What you are asked to do:
Reproduce the records below exactly, leaving their images out.

Task inputs:
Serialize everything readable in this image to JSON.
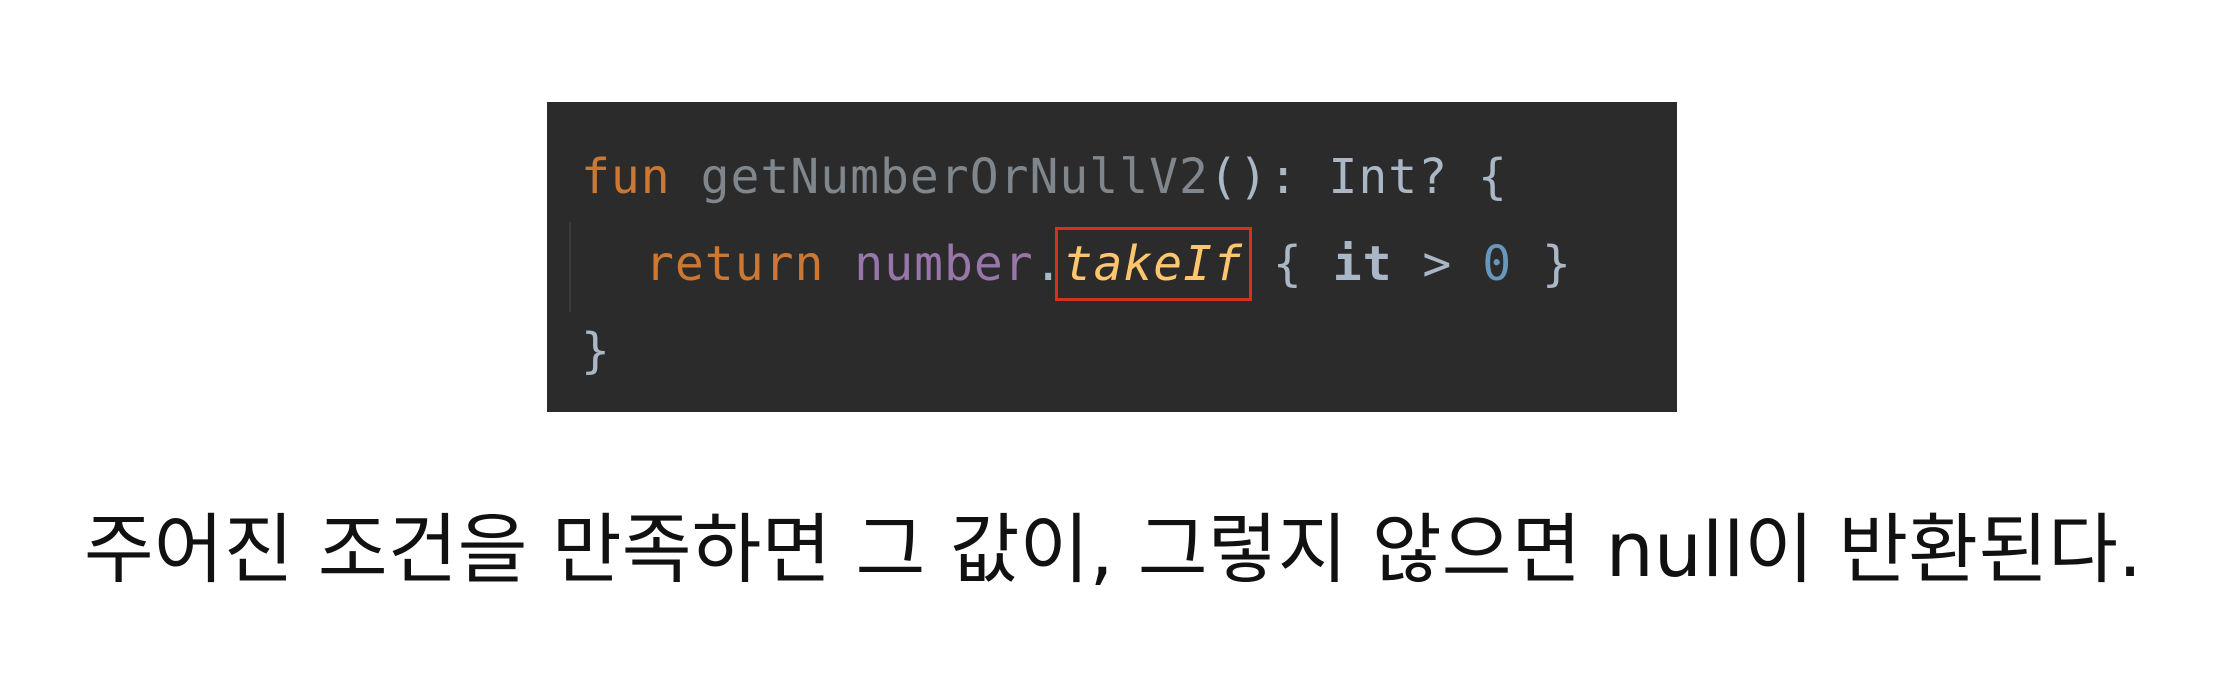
{
  "code": {
    "line1": {
      "kw_fun": "fun",
      "fn_name": "getNumberOrNullV2",
      "params": "():",
      "type": "Int?",
      "open_brace": "{"
    },
    "line2": {
      "kw_return": "return",
      "var_number": "number",
      "dot": ".",
      "ext_takeIf": "takeIf",
      "lambda_open": "{",
      "kw_it": "it",
      "op_gt": ">",
      "num_zero": "0",
      "lambda_close": "}"
    },
    "line3": {
      "close_brace": "}"
    },
    "highlight_color": "#d6301f"
  },
  "caption": {
    "text": "주어진 조건을 만족하면 그 값이, 그렇지 않으면 null이 반환된다."
  }
}
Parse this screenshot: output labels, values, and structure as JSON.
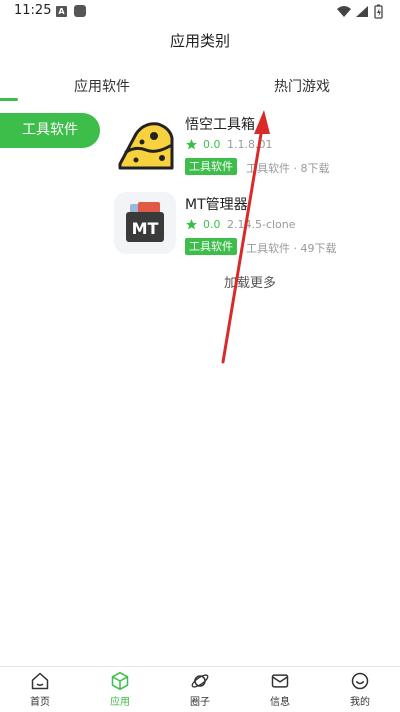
{
  "status_bar": {
    "time": "11:25",
    "notification_letter": "A"
  },
  "header": {
    "title": "应用类别"
  },
  "tabs": [
    {
      "label": "应用软件",
      "active": true
    },
    {
      "label": "热门游戏",
      "active": false
    }
  ],
  "sidebar": {
    "categories": [
      {
        "label": "工具软件",
        "active": true
      }
    ]
  },
  "apps": [
    {
      "name": "悟空工具箱",
      "rating": "0.0",
      "version": "1.1.8.01",
      "tag": "工具软件",
      "meta": "工具软件 · 8下载",
      "icon": "cheese-app-icon"
    },
    {
      "name": "MT管理器",
      "rating": "0.0",
      "version": "2.14.5-clone",
      "tag": "工具软件",
      "meta": "工具软件 · 49下载",
      "icon": "mt-manager-app-icon",
      "icon_text": "MT"
    }
  ],
  "load_more": "加载更多",
  "bottom_nav": [
    {
      "label": "首页",
      "icon": "home-icon",
      "active": false
    },
    {
      "label": "应用",
      "icon": "apps-cube-icon",
      "active": true
    },
    {
      "label": "圈子",
      "icon": "planet-icon",
      "active": false
    },
    {
      "label": "信息",
      "icon": "mail-icon",
      "active": false
    },
    {
      "label": "我的",
      "icon": "profile-icon",
      "active": false
    }
  ],
  "colors": {
    "accent": "#3dbe4a",
    "annotation_arrow": "#d92a2a"
  }
}
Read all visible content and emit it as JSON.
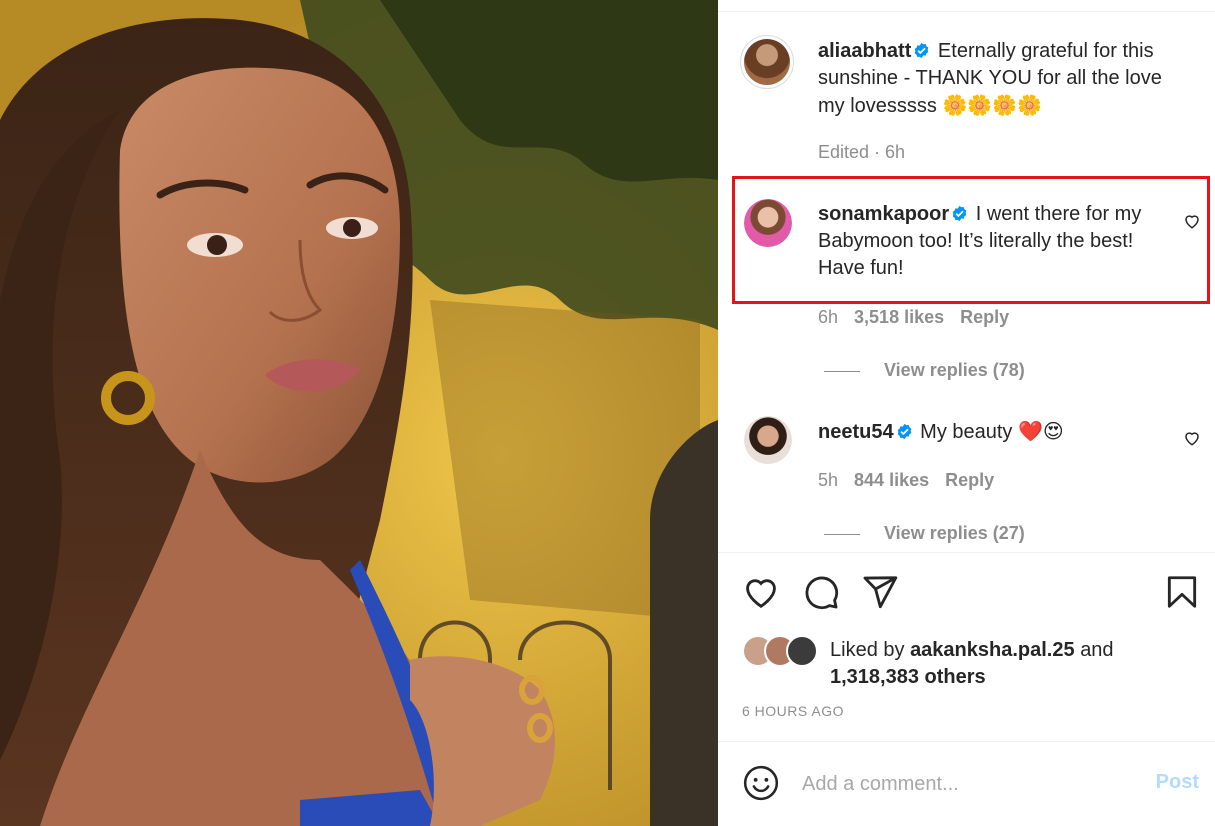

Exercise output:
Serialize everything readable in this image to JSON.
{
  "code": {
    "line1": {
      "kw_fun": "fun",
      "fn_name": "getNumberOrNullV2",
      "params": "():",
      "type": "Int?",
      "open_brace": "{"
    },
    "line2": {
      "kw_return": "return",
      "var_number": "number",
      "dot": ".",
      "ext_takeIf": "takeIf",
      "lambda_open": "{",
      "kw_it": "it",
      "op_gt": ">",
      "num_zero": "0",
      "lambda_close": "}"
    },
    "line3": {
      "close_brace": "}"
    },
    "highlight_color": "#d6301f"
  },
  "caption": {
    "text": "주어진 조건을 만족하면 그 값이, 그렇지 않으면 null이 반환된다."
  }
}
Parse this screenshot: output labels, values, and structure as JSON.
{
  "status_bar": {
    "time": "11:25",
    "notification_letter": "A"
  },
  "header": {
    "title": "应用类别"
  },
  "tabs": [
    {
      "label": "应用软件",
      "active": true
    },
    {
      "label": "热门游戏",
      "active": false
    }
  ],
  "sidebar": {
    "categories": [
      {
        "label": "工具软件",
        "active": true
      }
    ]
  },
  "apps": [
    {
      "name": "悟空工具箱",
      "rating": "0.0",
      "version": "1.1.8.01",
      "tag": "工具软件",
      "meta": "工具软件 · 8下载",
      "icon": "cheese-app-icon"
    },
    {
      "name": "MT管理器",
      "rating": "0.0",
      "version": "2.14.5-clone",
      "tag": "工具软件",
      "meta": "工具软件 · 49下载",
      "icon": "mt-manager-app-icon",
      "icon_text": "MT"
    }
  ],
  "load_more": "加载更多",
  "bottom_nav": [
    {
      "label": "首页",
      "icon": "home-icon",
      "active": false
    },
    {
      "label": "应用",
      "icon": "apps-cube-icon",
      "active": true
    },
    {
      "label": "圈子",
      "icon": "planet-icon",
      "active": false
    },
    {
      "label": "信息",
      "icon": "mail-icon",
      "active": false
    },
    {
      "label": "我的",
      "icon": "profile-icon",
      "active": false
    }
  ],
  "colors": {
    "accent": "#3dbe4a",
    "annotation_arrow": "#d92a2a"
  }
}
Read all visible content and emit it as JSON.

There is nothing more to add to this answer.